Website and app data records
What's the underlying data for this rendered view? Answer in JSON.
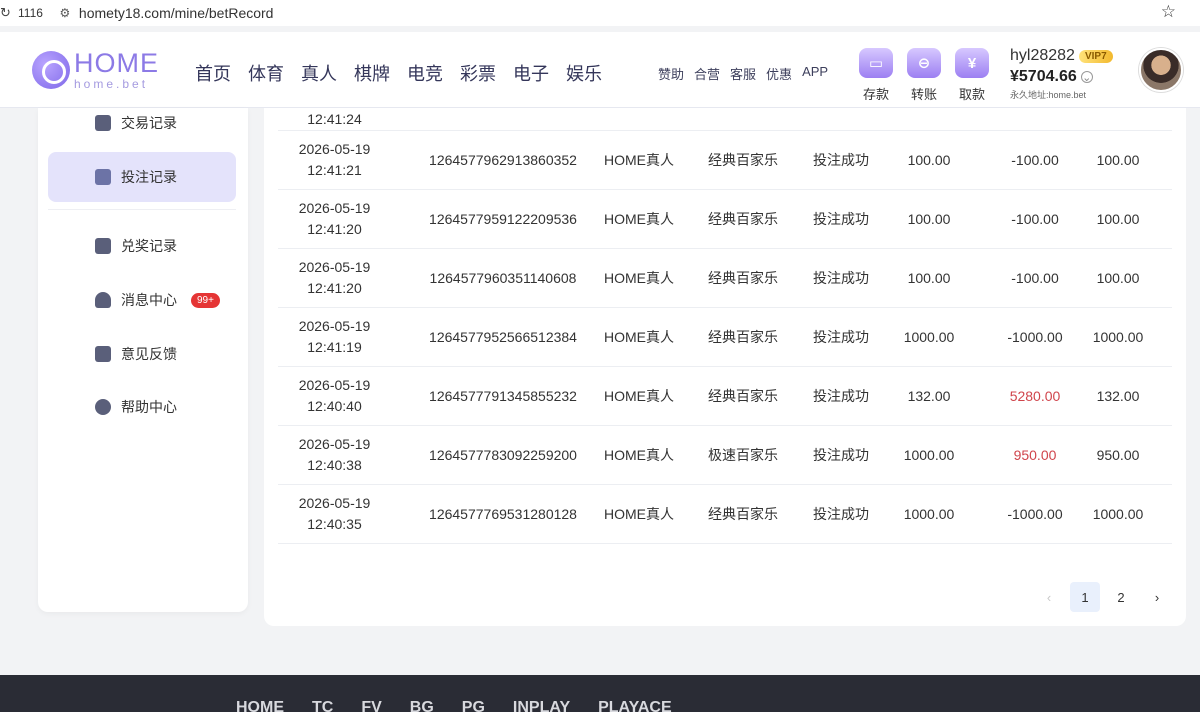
{
  "browser": {
    "tab_count": "1116",
    "url": "homety18.com/mine/betRecord"
  },
  "header": {
    "logo_text": "HOME",
    "logo_sub": "home.bet",
    "nav": [
      "首页",
      "体育",
      "真人",
      "棋牌",
      "电竞",
      "彩票",
      "电子",
      "娱乐"
    ],
    "sub_nav": [
      "赞助",
      "合营",
      "客服",
      "优惠",
      "APP"
    ],
    "wallet": [
      {
        "label": "存款",
        "icon": "deposit-icon"
      },
      {
        "label": "转账",
        "icon": "transfer-icon"
      },
      {
        "label": "取款",
        "icon": "withdraw-icon"
      }
    ],
    "user": {
      "name": "hyl28282",
      "vip": "VIP7",
      "balance": "¥5704.66",
      "permanent": "永久地址:home.bet"
    }
  },
  "sidebar": {
    "items": [
      {
        "label": "交易记录",
        "icon": "wallet-icon"
      },
      {
        "label": "投注记录",
        "icon": "bet-record-icon",
        "active": true
      },
      {
        "label": "兑奖记录",
        "icon": "gift-icon"
      },
      {
        "label": "消息中心",
        "icon": "bell-icon",
        "badge": "99+"
      },
      {
        "label": "意见反馈",
        "icon": "feedback-icon"
      },
      {
        "label": "帮助中心",
        "icon": "bulb-icon"
      }
    ]
  },
  "table": {
    "partial_time": "12:41:24",
    "rows": [
      {
        "date": "2026-05-19",
        "time": "12:41:21",
        "id": "1264577962913860352",
        "platform": "HOME真人",
        "game": "经典百家乐",
        "status": "投注成功",
        "bet": "100.00",
        "win": "-100.00",
        "valid": "100.00"
      },
      {
        "date": "2026-05-19",
        "time": "12:41:20",
        "id": "1264577959122209536",
        "platform": "HOME真人",
        "game": "经典百家乐",
        "status": "投注成功",
        "bet": "100.00",
        "win": "-100.00",
        "valid": "100.00"
      },
      {
        "date": "2026-05-19",
        "time": "12:41:20",
        "id": "1264577960351140608",
        "platform": "HOME真人",
        "game": "经典百家乐",
        "status": "投注成功",
        "bet": "100.00",
        "win": "-100.00",
        "valid": "100.00"
      },
      {
        "date": "2026-05-19",
        "time": "12:41:19",
        "id": "1264577952566512384",
        "platform": "HOME真人",
        "game": "经典百家乐",
        "status": "投注成功",
        "bet": "1000.00",
        "win": "-1000.00",
        "valid": "1000.00"
      },
      {
        "date": "2026-05-19",
        "time": "12:40:40",
        "id": "1264577791345855232",
        "platform": "HOME真人",
        "game": "经典百家乐",
        "status": "投注成功",
        "bet": "132.00",
        "win": "5280.00",
        "valid": "132.00",
        "positive": true
      },
      {
        "date": "2026-05-19",
        "time": "12:40:38",
        "id": "1264577783092259200",
        "platform": "HOME真人",
        "game": "极速百家乐",
        "status": "投注成功",
        "bet": "1000.00",
        "win": "950.00",
        "valid": "950.00",
        "positive": true
      },
      {
        "date": "2026-05-19",
        "time": "12:40:35",
        "id": "1264577769531280128",
        "platform": "HOME真人",
        "game": "经典百家乐",
        "status": "投注成功",
        "bet": "1000.00",
        "win": "-1000.00",
        "valid": "1000.00"
      }
    ]
  },
  "pagination": {
    "prev": "‹",
    "pages": [
      "1",
      "2"
    ],
    "current": "1",
    "next": "›"
  },
  "footer": {
    "partners": [
      "HOME",
      "TC",
      "FV",
      "BG",
      "PG",
      "INPLAY",
      "PLAYACE"
    ]
  },
  "colors": {
    "accent": "#8c7ae6",
    "positive_win": "#d0454c",
    "active_bg": "#e4e3fb"
  }
}
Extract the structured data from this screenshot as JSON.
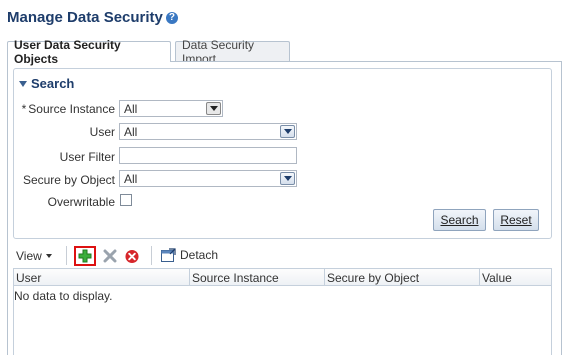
{
  "page": {
    "title": "Manage Data Security",
    "help_icon": "?"
  },
  "tabs": [
    {
      "label": "User Data Security Objects",
      "active": true
    },
    {
      "label": "Data Security Import",
      "active": false
    }
  ],
  "search": {
    "header": "Search",
    "fields": {
      "source_instance": {
        "label": "Source Instance",
        "required_marker": "*",
        "value": "All"
      },
      "user": {
        "label": "User",
        "value": "All"
      },
      "user_filter": {
        "label": "User Filter",
        "value": ""
      },
      "secure_by_object": {
        "label": "Secure by Object",
        "value": "All"
      },
      "overwritable": {
        "label": "Overwritable",
        "checked": false
      }
    },
    "search_button": "Search",
    "reset_button": "Reset"
  },
  "toolbar": {
    "view_label": "View",
    "detach_label": "Detach",
    "icons": [
      "add-icon",
      "delete-icon",
      "cancel-icon",
      "detach-icon"
    ]
  },
  "table": {
    "columns": [
      "User",
      "Source Instance",
      "Secure by Object",
      "Value"
    ],
    "empty_message": "No data to display."
  },
  "colors": {
    "title": "#1e3d6b",
    "accent": "#3a78c2",
    "add_highlight": "#dd1111"
  }
}
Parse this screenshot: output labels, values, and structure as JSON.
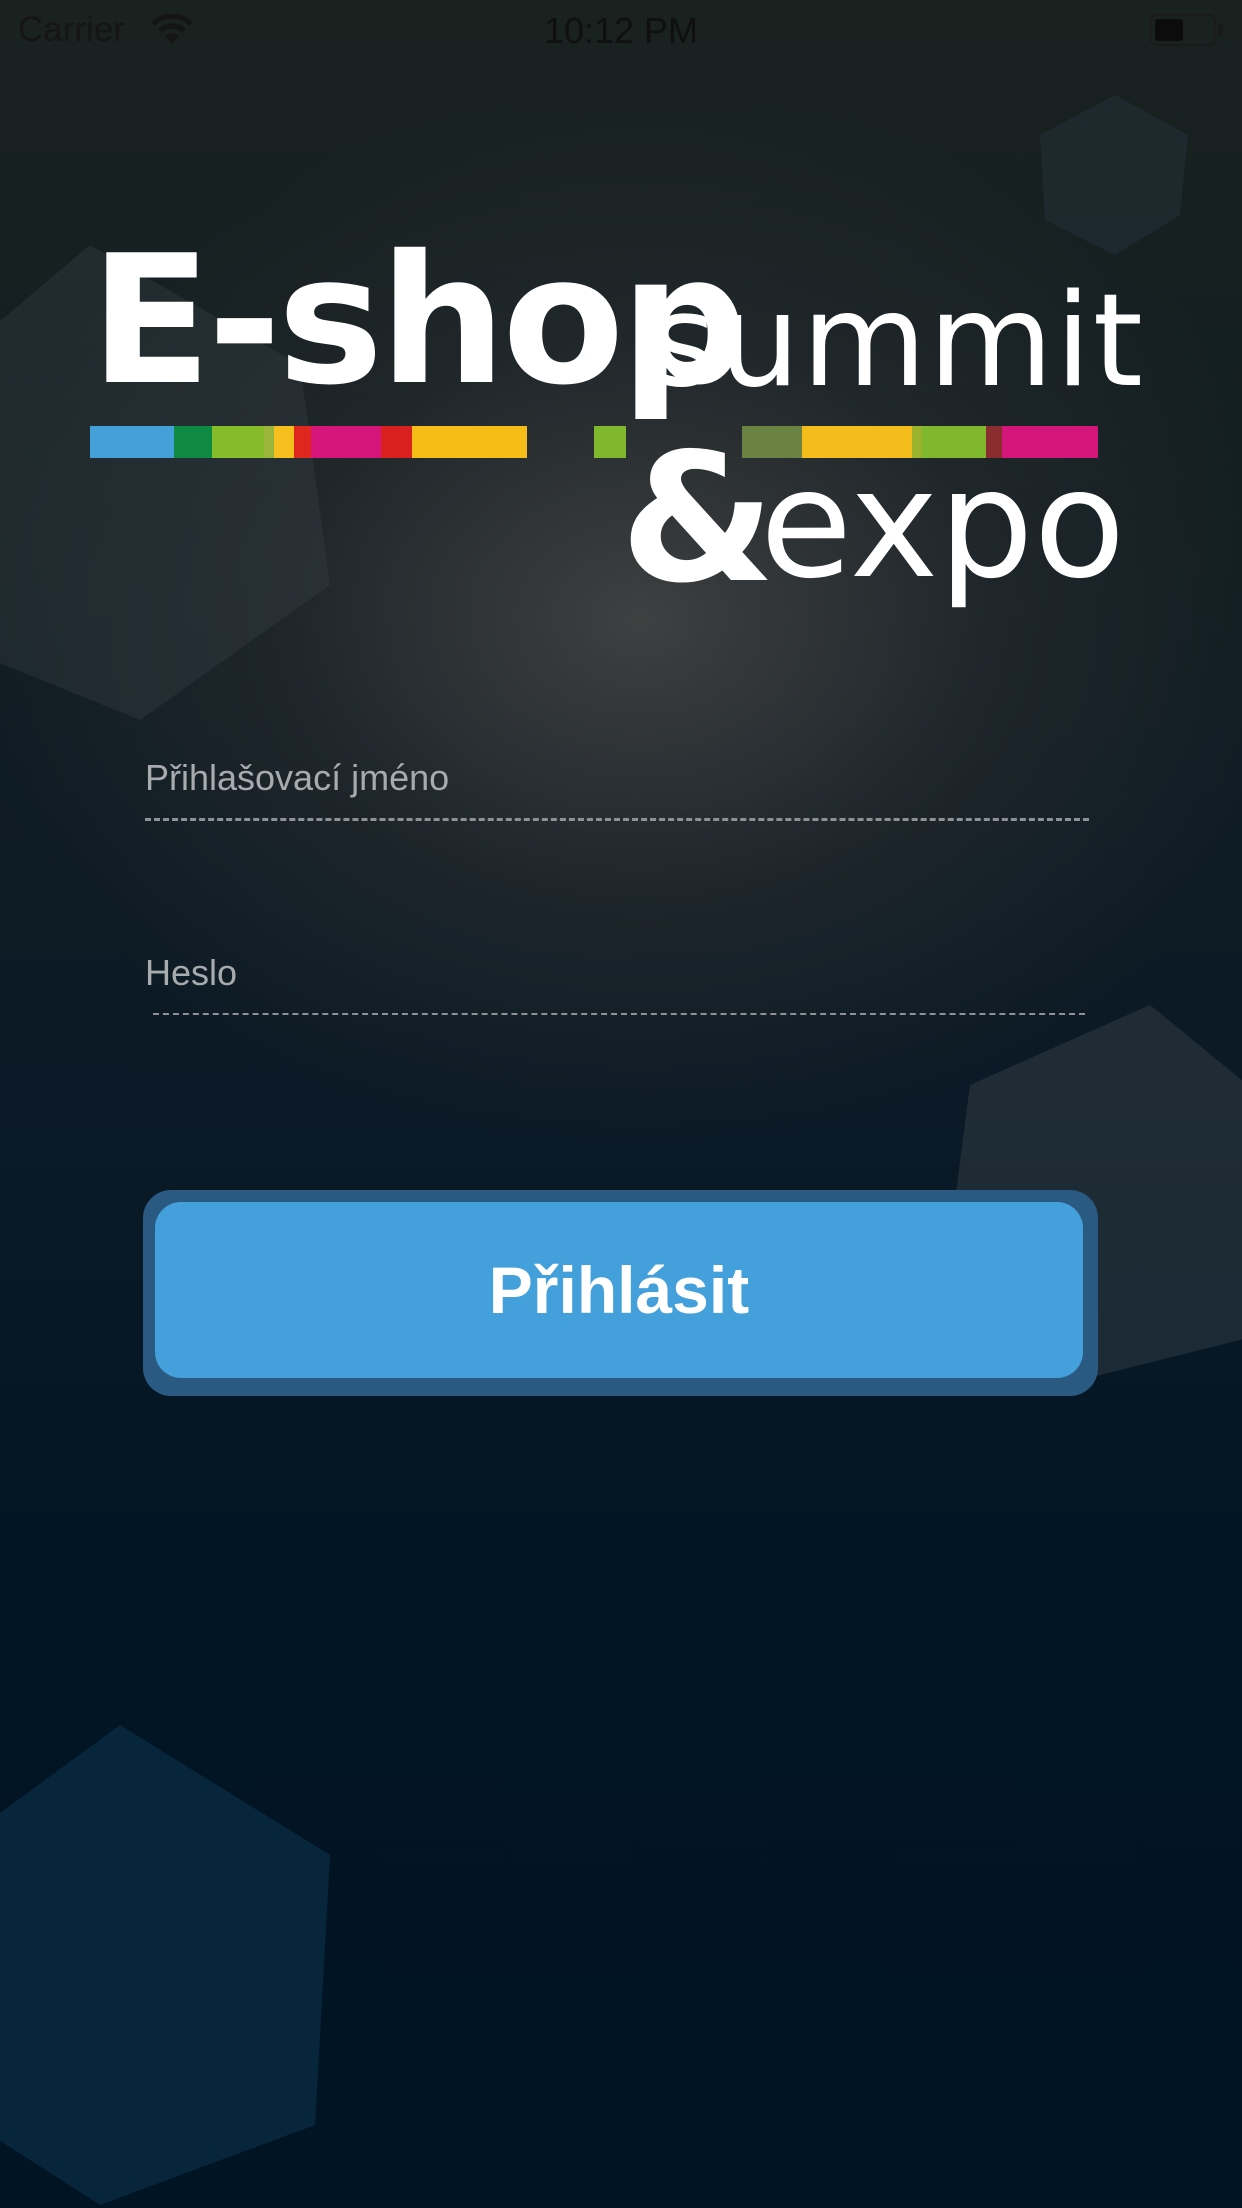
{
  "status_bar": {
    "carrier": "Carrier",
    "time": "10:12 PM"
  },
  "logo": {
    "eshop": "E-shop",
    "summit": "summit",
    "ampersand": "&",
    "expo": "expo",
    "stripe_colors_left": [
      "#44a0d8",
      "#0e8a43",
      "#86bb2a",
      "#f5bf1e",
      "#e0271f",
      "#d5157a",
      "#d8201e",
      "#f7bd17"
    ],
    "stripe_colors_right": [
      "#6a8342",
      "#f5bd1b",
      "#80b82d",
      "#8b2c2e",
      "#d4157a"
    ]
  },
  "form": {
    "username_placeholder": "Přihlašovací jméno",
    "username_value": "",
    "password_placeholder": "Heslo",
    "password_value": "",
    "login_label": "Přihlásit"
  },
  "colors": {
    "accent": "#43a0da",
    "accent_shadow": "#2a5a82",
    "background": "#011423"
  }
}
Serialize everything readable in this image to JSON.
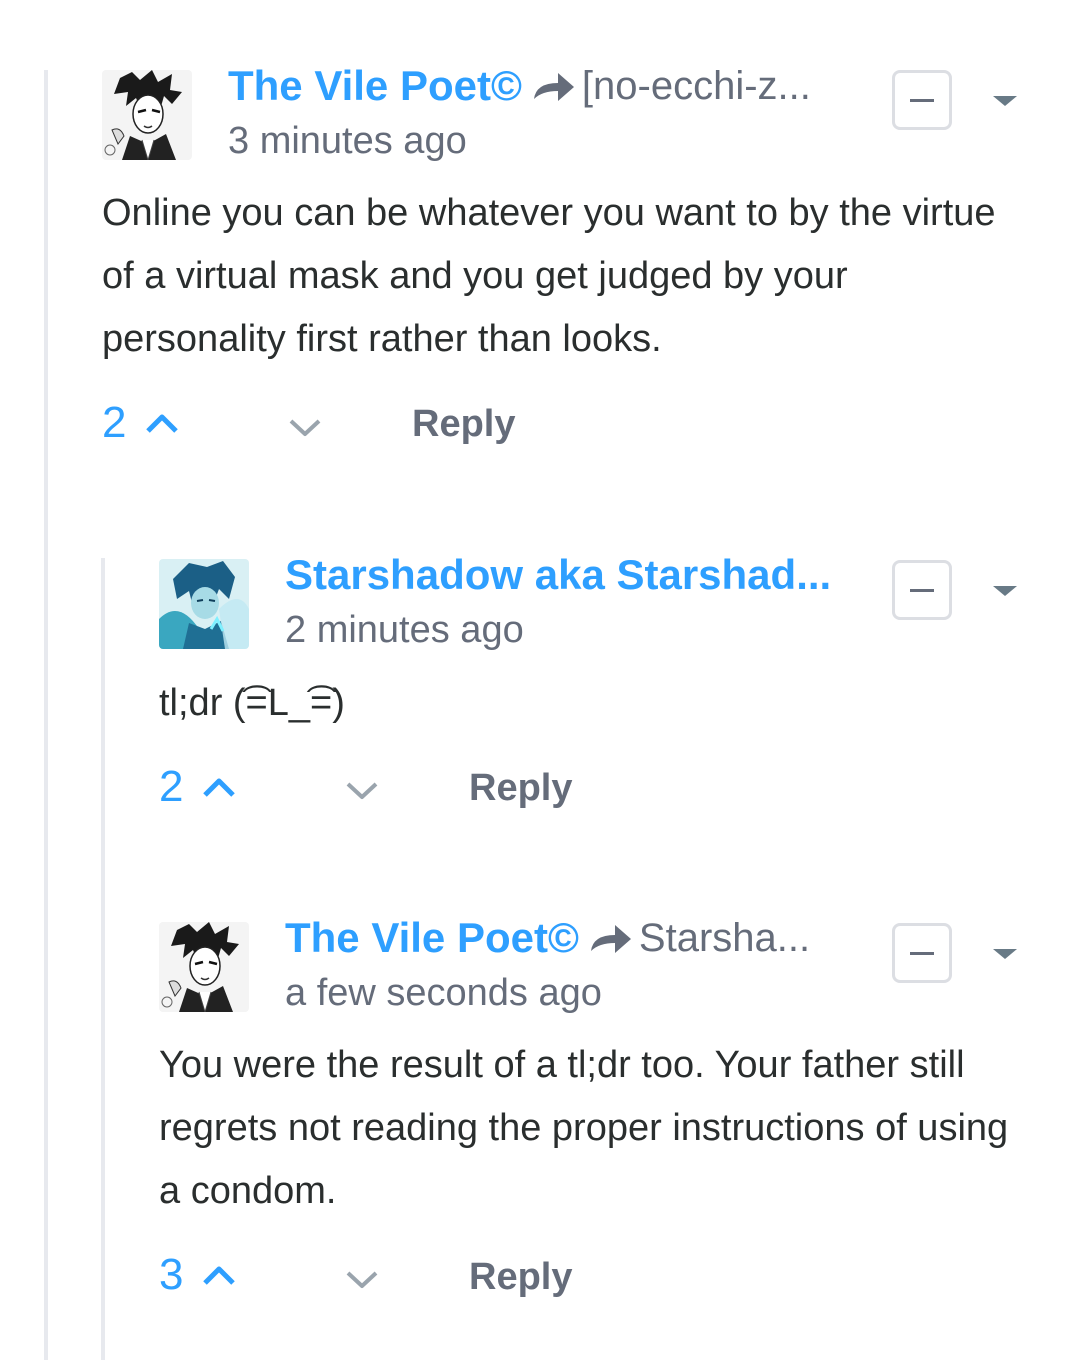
{
  "comments": [
    {
      "author": "The Vile Poet©",
      "reply_to": "[no-ecchi-z...",
      "time": "3 minutes ago",
      "body": "Online you can be whatever you want to by the virtue of a virtual mask and you get judged by your personality first rather than looks.",
      "votes": "2",
      "reply_label": "Reply",
      "avatar_icon": "avatar-manga-man-icon"
    },
    {
      "author": "Starshadow aka Starshad...",
      "reply_to": "",
      "time": "2 minutes ago",
      "body": "tl;dr (͡=L_͡=)",
      "votes": "2",
      "reply_label": "Reply",
      "avatar_icon": "avatar-blue-anime-icon"
    },
    {
      "author": "The Vile Poet©",
      "reply_to": "Starsha...",
      "time": "a few seconds ago",
      "body": "You were the result of a tl;dr too. Your father still regrets not reading the proper instructions of using a condom.",
      "votes": "3",
      "reply_label": "Reply",
      "avatar_icon": "avatar-manga-man-icon"
    }
  ],
  "colors": {
    "author": "#2e9fff",
    "muted": "#656c7a",
    "text": "#2a2e2e",
    "thread_line": "#e7e9ee"
  }
}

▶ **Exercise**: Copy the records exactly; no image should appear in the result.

▶ **Completed exercise**:
What's the underlying data for this rendered view? Answer in JSON.
{
  "browser": {
    "tab_count": "1116",
    "url": "homety18.com/mine/betRecord"
  },
  "header": {
    "logo_text": "HOME",
    "logo_sub": "home.bet",
    "nav": [
      "首页",
      "体育",
      "真人",
      "棋牌",
      "电竞",
      "彩票",
      "电子",
      "娱乐"
    ],
    "sub_nav": [
      "赞助",
      "合营",
      "客服",
      "优惠",
      "APP"
    ],
    "wallet": [
      {
        "label": "存款",
        "icon": "deposit-icon"
      },
      {
        "label": "转账",
        "icon": "transfer-icon"
      },
      {
        "label": "取款",
        "icon": "withdraw-icon"
      }
    ],
    "user": {
      "name": "hyl28282",
      "vip": "VIP7",
      "balance": "¥5704.66",
      "permanent": "永久地址:home.bet"
    }
  },
  "sidebar": {
    "items": [
      {
        "label": "交易记录",
        "icon": "wallet-icon"
      },
      {
        "label": "投注记录",
        "icon": "bet-record-icon",
        "active": true
      },
      {
        "label": "兑奖记录",
        "icon": "gift-icon"
      },
      {
        "label": "消息中心",
        "icon": "bell-icon",
        "badge": "99+"
      },
      {
        "label": "意见反馈",
        "icon": "feedback-icon"
      },
      {
        "label": "帮助中心",
        "icon": "bulb-icon"
      }
    ]
  },
  "table": {
    "partial_time": "12:41:24",
    "rows": [
      {
        "date": "2026-05-19",
        "time": "12:41:21",
        "id": "1264577962913860352",
        "platform": "HOME真人",
        "game": "经典百家乐",
        "status": "投注成功",
        "bet": "100.00",
        "win": "-100.00",
        "valid": "100.00"
      },
      {
        "date": "2026-05-19",
        "time": "12:41:20",
        "id": "1264577959122209536",
        "platform": "HOME真人",
        "game": "经典百家乐",
        "status": "投注成功",
        "bet": "100.00",
        "win": "-100.00",
        "valid": "100.00"
      },
      {
        "date": "2026-05-19",
        "time": "12:41:20",
        "id": "1264577960351140608",
        "platform": "HOME真人",
        "game": "经典百家乐",
        "status": "投注成功",
        "bet": "100.00",
        "win": "-100.00",
        "valid": "100.00"
      },
      {
        "date": "2026-05-19",
        "time": "12:41:19",
        "id": "1264577952566512384",
        "platform": "HOME真人",
        "game": "经典百家乐",
        "status": "投注成功",
        "bet": "1000.00",
        "win": "-1000.00",
        "valid": "1000.00"
      },
      {
        "date": "2026-05-19",
        "time": "12:40:40",
        "id": "1264577791345855232",
        "platform": "HOME真人",
        "game": "经典百家乐",
        "status": "投注成功",
        "bet": "132.00",
        "win": "5280.00",
        "valid": "132.00",
        "positive": true
      },
      {
        "date": "2026-05-19",
        "time": "12:40:38",
        "id": "1264577783092259200",
        "platform": "HOME真人",
        "game": "极速百家乐",
        "status": "投注成功",
        "bet": "1000.00",
        "win": "950.00",
        "valid": "950.00",
        "positive": true
      },
      {
        "date": "2026-05-19",
        "time": "12:40:35",
        "id": "1264577769531280128",
        "platform": "HOME真人",
        "game": "经典百家乐",
        "status": "投注成功",
        "bet": "1000.00",
        "win": "-1000.00",
        "valid": "1000.00"
      }
    ]
  },
  "pagination": {
    "prev": "‹",
    "pages": [
      "1",
      "2"
    ],
    "current": "1",
    "next": "›"
  },
  "footer": {
    "partners": [
      "HOME",
      "TC",
      "FV",
      "BG",
      "PG",
      "INPLAY",
      "PLAYACE"
    ]
  },
  "colors": {
    "accent": "#8c7ae6",
    "positive_win": "#d0454c",
    "active_bg": "#e4e3fb"
  }
}
Extract the structured data from this screenshot as JSON.
{
  "page": {
    "title": "Manage Data Security",
    "help_icon": "?"
  },
  "tabs": [
    {
      "label": "User Data Security Objects",
      "active": true
    },
    {
      "label": "Data Security Import",
      "active": false
    }
  ],
  "search": {
    "header": "Search",
    "fields": {
      "source_instance": {
        "label": "Source Instance",
        "required_marker": "*",
        "value": "All"
      },
      "user": {
        "label": "User",
        "value": "All"
      },
      "user_filter": {
        "label": "User Filter",
        "value": ""
      },
      "secure_by_object": {
        "label": "Secure by Object",
        "value": "All"
      },
      "overwritable": {
        "label": "Overwritable",
        "checked": false
      }
    },
    "search_button": "Search",
    "reset_button": "Reset"
  },
  "toolbar": {
    "view_label": "View",
    "detach_label": "Detach",
    "icons": [
      "add-icon",
      "delete-icon",
      "cancel-icon",
      "detach-icon"
    ]
  },
  "table": {
    "columns": [
      "User",
      "Source Instance",
      "Secure by Object",
      "Value"
    ],
    "empty_message": "No data to display."
  },
  "colors": {
    "title": "#1e3d6b",
    "accent": "#3a78c2",
    "add_highlight": "#dd1111"
  }
}
Parse this screenshot: output labels, values, and structure as JSON.
{
  "status_bar": {
    "carrier": "Carrier",
    "time": "10:12 PM"
  },
  "logo": {
    "eshop": "E-shop",
    "summit": "summit",
    "ampersand": "&",
    "expo": "expo",
    "stripe_colors_left": [
      "#44a0d8",
      "#0e8a43",
      "#86bb2a",
      "#f5bf1e",
      "#e0271f",
      "#d5157a",
      "#d8201e",
      "#f7bd17"
    ],
    "stripe_colors_right": [
      "#6a8342",
      "#f5bd1b",
      "#80b82d",
      "#8b2c2e",
      "#d4157a"
    ]
  },
  "form": {
    "username_placeholder": "Přihlašovací jméno",
    "username_value": "",
    "password_placeholder": "Heslo",
    "password_value": "",
    "login_label": "Přihlásit"
  },
  "colors": {
    "accent": "#43a0da",
    "accent_shadow": "#2a5a82",
    "background": "#011423"
  }
}
Serialize everything readable in this image to JSON.
{
  "comments": [
    {
      "author": "The Vile Poet©",
      "reply_to": "[no-ecchi-z...",
      "time": "3 minutes ago",
      "body": "Online you can be whatever you want to by the virtue of a virtual mask and you get judged by your personality first rather than looks.",
      "votes": "2",
      "reply_label": "Reply",
      "avatar_icon": "avatar-manga-man-icon"
    },
    {
      "author": "Starshadow aka Starshad...",
      "reply_to": "",
      "time": "2 minutes ago",
      "body": "tl;dr (͡=L_͡=)",
      "votes": "2",
      "reply_label": "Reply",
      "avatar_icon": "avatar-blue-anime-icon"
    },
    {
      "author": "The Vile Poet©",
      "reply_to": "Starsha...",
      "time": "a few seconds ago",
      "body": "You were the result of a tl;dr too. Your father still regrets not reading the proper instructions of using a condom.",
      "votes": "3",
      "reply_label": "Reply",
      "avatar_icon": "avatar-manga-man-icon"
    }
  ],
  "colors": {
    "author": "#2e9fff",
    "muted": "#656c7a",
    "text": "#2a2e2e",
    "thread_line": "#e7e9ee"
  }
}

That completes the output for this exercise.